What Are the Destructive Capacities of the Eastern Subterranean Termite?
Eastern Subterranean Termites are present in states such as Washington DC, Maryland and Virginia. These termite colonies can attack a home and building, but can’t destroy the structure before the paint dries. However, they still manage to do significant amount of damage in a given period of time.
It can take approximately three or more years for significant structural damage to become noticeable. Within this timeframe, the eastern subterranean termites consume the insides of the wood in a structure – so deep that sometimes it is difficult to detect the overall strain on the overall construction framework.
Ways to Prevent Termite Damage Without Actually Going Bankrupt
When it comes to calculating costs of termite damage, that solely depends on the amount of infestation, how long the colony has been in existence and the area of the damaged wood.
Unfortunately, repairs are more expensive than original building costs. To top it off, insurance policies also typically do not cover termite damages, leaving you burdened financially.
To answer the question whether you can prevent termite damage without filing for bankruptcy, chances are that it’s possible. Termites rarely infest the house beyond repair and you can implement some changes to prevent full damage. Two steps that can be taken are:
- Remove the damaged wood and replace it with a new one the moment you notice an infestation of some sort
- Use a strong adhesive or nails to attach a new wood to the damaged wood for support purposes
These are some simple yet cost-effective methods to prevent further structural damage. It is important to note that there is no point in replacing a whole log of wood until and unless measures have been taken to control termite infestation. If it is not curtailed, they will continue to feed off of wood – new or old.

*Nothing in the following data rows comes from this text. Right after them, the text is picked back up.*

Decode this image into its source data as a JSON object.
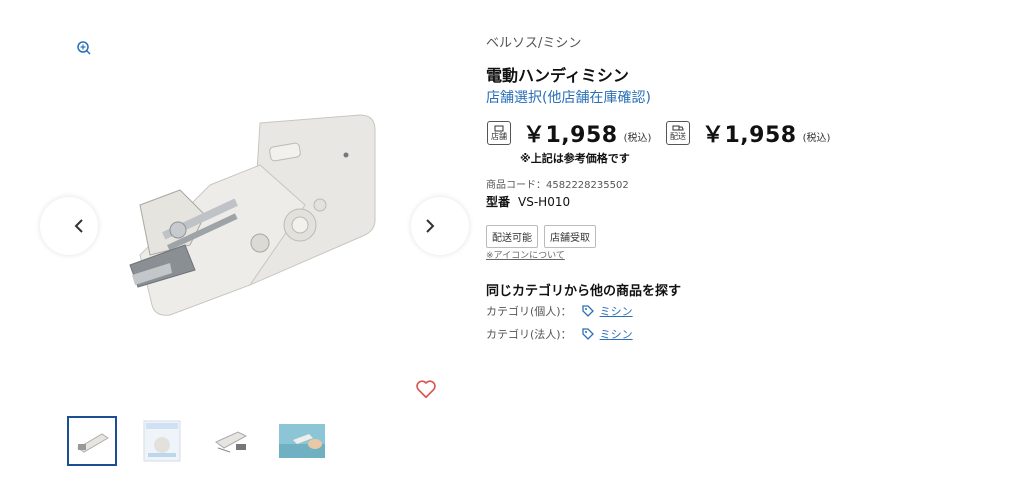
{
  "product": {
    "brand": "ベルソス/ミシン",
    "title": "電動ハンディミシン",
    "store_link": "店舗選択(他店舗在庫確認)",
    "prices": [
      {
        "badge": "店舗",
        "price": "￥1,958",
        "tax": "(税込)"
      },
      {
        "badge": "配送",
        "price": "￥1,958",
        "tax": "(税込)"
      }
    ],
    "price_note": "※上記は参考価格です",
    "code_label": "商品コード：4582228235502",
    "model_label": "型番",
    "model_value": "VS-H010",
    "tags": [
      "配送可能",
      "店舗受取"
    ],
    "icon_link": "※アイコンについて"
  },
  "related": {
    "heading": "同じカテゴリから他の商品を探す",
    "rows": [
      {
        "label": "カテゴリ(個人)：",
        "link": "ミシン"
      },
      {
        "label": "カテゴリ(法人)：",
        "link": "ミシン"
      }
    ]
  },
  "gallery": {
    "thumbnail_count": 4,
    "active_index": 0,
    "icons": [
      "zoom-in-icon",
      "chevron-left-icon",
      "chevron-right-icon",
      "heart-icon"
    ]
  },
  "colors": {
    "accent": "#2a6fb8",
    "active_border": "#1b4f93",
    "heart": "#d9534f"
  }
}
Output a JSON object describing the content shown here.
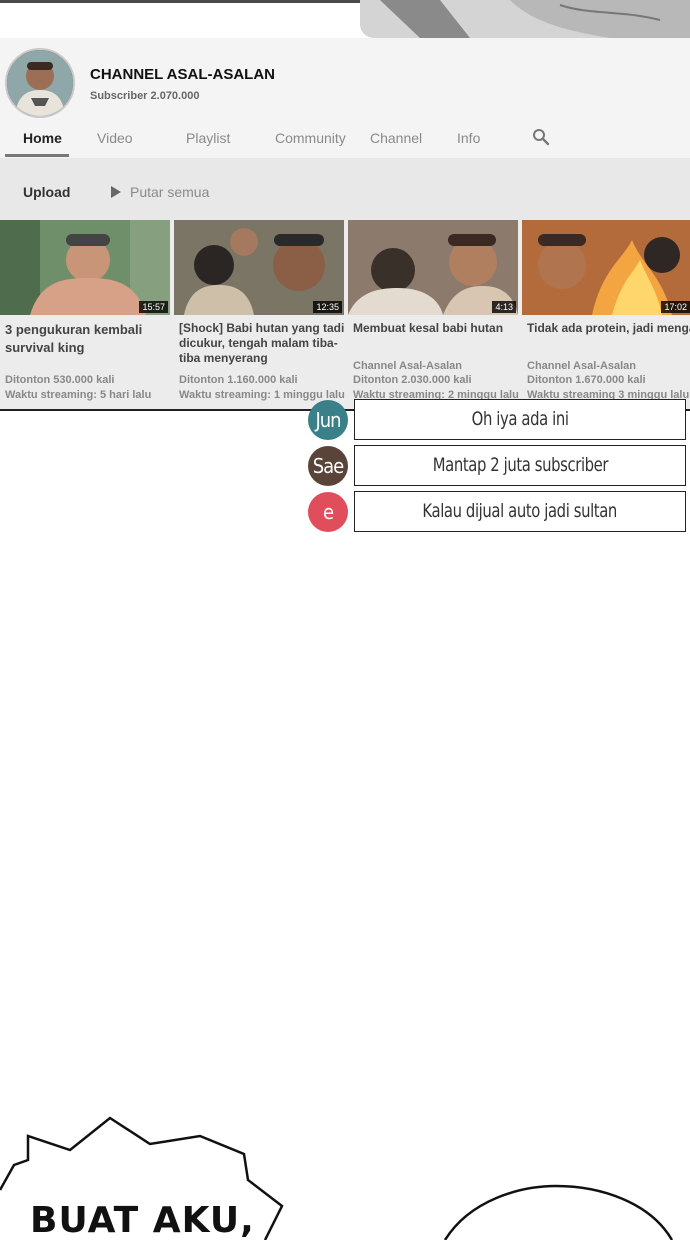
{
  "channel": {
    "name": "CHANNEL ASAL-ASALAN",
    "subscribers": "Subscriber 2.070.000"
  },
  "tabs": [
    "Home",
    "Video",
    "Playlist",
    "Community",
    "Channel",
    "Info"
  ],
  "upload_row": {
    "label": "Upload",
    "play_all": "Putar semua"
  },
  "videos": [
    {
      "title": "3 pengukuran kembali survival king",
      "duration": "15:57",
      "channel": "",
      "views": "Ditonton 530.000 kali",
      "time": "Waktu streaming: 5 hari lalu"
    },
    {
      "title": "[Shock] Babi hutan yang tadi dicukur, tengah malam tiba-tiba menyerang",
      "duration": "12:35",
      "channel": "",
      "views": "Ditonton 1.160.000 kali",
      "time": "Waktu streaming: 1 minggu lalu"
    },
    {
      "title": "Membuat kesal babi hutan",
      "duration": "4:13",
      "channel": "Channel Asal-Asalan",
      "views": "Ditonton 2.030.000 kali",
      "time": "Waktu streaming: 2 minggu lalu"
    },
    {
      "title": "Tidak ada protein, jadi mengamuk",
      "duration": "17:02",
      "channel": "Channel Asal-Asalan",
      "views": "Ditonton 1.670.000 kali",
      "time": "Waktu streaming 3 minggu lalu"
    }
  ],
  "chat": [
    {
      "user": "Jun",
      "message": "Oh iya ada ini",
      "color": "#3a8089"
    },
    {
      "user": "Sae",
      "message": "Mantap 2 juta subscriber",
      "color": "#5a4339"
    },
    {
      "user": "e",
      "message": "Kalau dijual auto jadi sultan",
      "color": "#e04e5c"
    }
  ],
  "comic": {
    "speech_text": "BUAT AKU,"
  },
  "colors": {
    "divider": "#222222",
    "header_bg": "#f4f4f4"
  }
}
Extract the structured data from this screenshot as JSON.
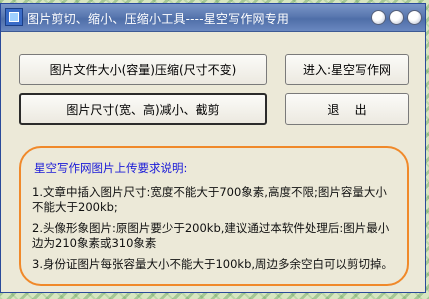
{
  "window": {
    "title": "图片剪切、缩小、压缩小工具----星空写作网专用"
  },
  "buttons": {
    "compress_label": "图片文件大小(容量)压缩(尺寸不变)",
    "enter_label": "进入:星空写作网",
    "resize_label": "图片尺寸(宽、高)减小、截剪",
    "exit_label": "退    出"
  },
  "notice": {
    "title": "星空写作网图片上传要求说明:",
    "items": [
      "1.文章中插入图片尺寸:宽度不能大于700象素,高度不限;图片容量大小不能大于200kb;",
      "2.头像形象图片:原图片要少于200kb,建议通过本软件处理后:图片最小边为210象素或310象素",
      "3.身份证图片每张容量大小不能大于100kb,周边多余空白可以剪切掉。"
    ]
  },
  "icons": {
    "app": "app-icon",
    "titlebar_buttons": [
      "minimize-icon",
      "maximize-icon",
      "close-icon"
    ]
  },
  "colors": {
    "notice_border": "#f0892a",
    "notice_title": "#1a1ad8",
    "titlebar": "#5a78b0",
    "window_bg": "#ece9d8"
  }
}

If you would like to know more about some termite preventive methods, click here.
What are the areas that are most vulnerable to termite damage?
Any structure or material that is made of wood is vulnerable to termite damage. Some spaces that are exclusively susceptible to termite damage include, but are not limited to, slab foundations, wood that touches the dirt surrounding a structure and tiny crawl spaces. As mentioned above, the termites will continue to damage wooden-based structures until preventive action is taken.
Are drywood and subterranean termites the only type that can cause damage?
There are more than 2,000 termite species in the world. However in the United States, another common type of termite other than the drywood and subterranean is known as the dampwood termite. These create mud tubes because they have to stay moist. They feed off of wet structures and create a mud tube highway back to their main nest. Dampwood termites are dark brown and cream in color and are about 3/8 inches to 3/4 inches long.
How many termite colonies live together at one time?
Termite colonies range from a few thousand to several million, depending on the area they infest and their specie type. In many parts of the United States, several colonies exist per acre of land. However, these colonies do not intermingle with one another. They are known to live in a peaceful arrangement within their own colonies. In the case where a termite from one colony harms a termite from another colony, they are killed and removed immediately. The number of colonies that coexist in one area relies on specie and geography as well.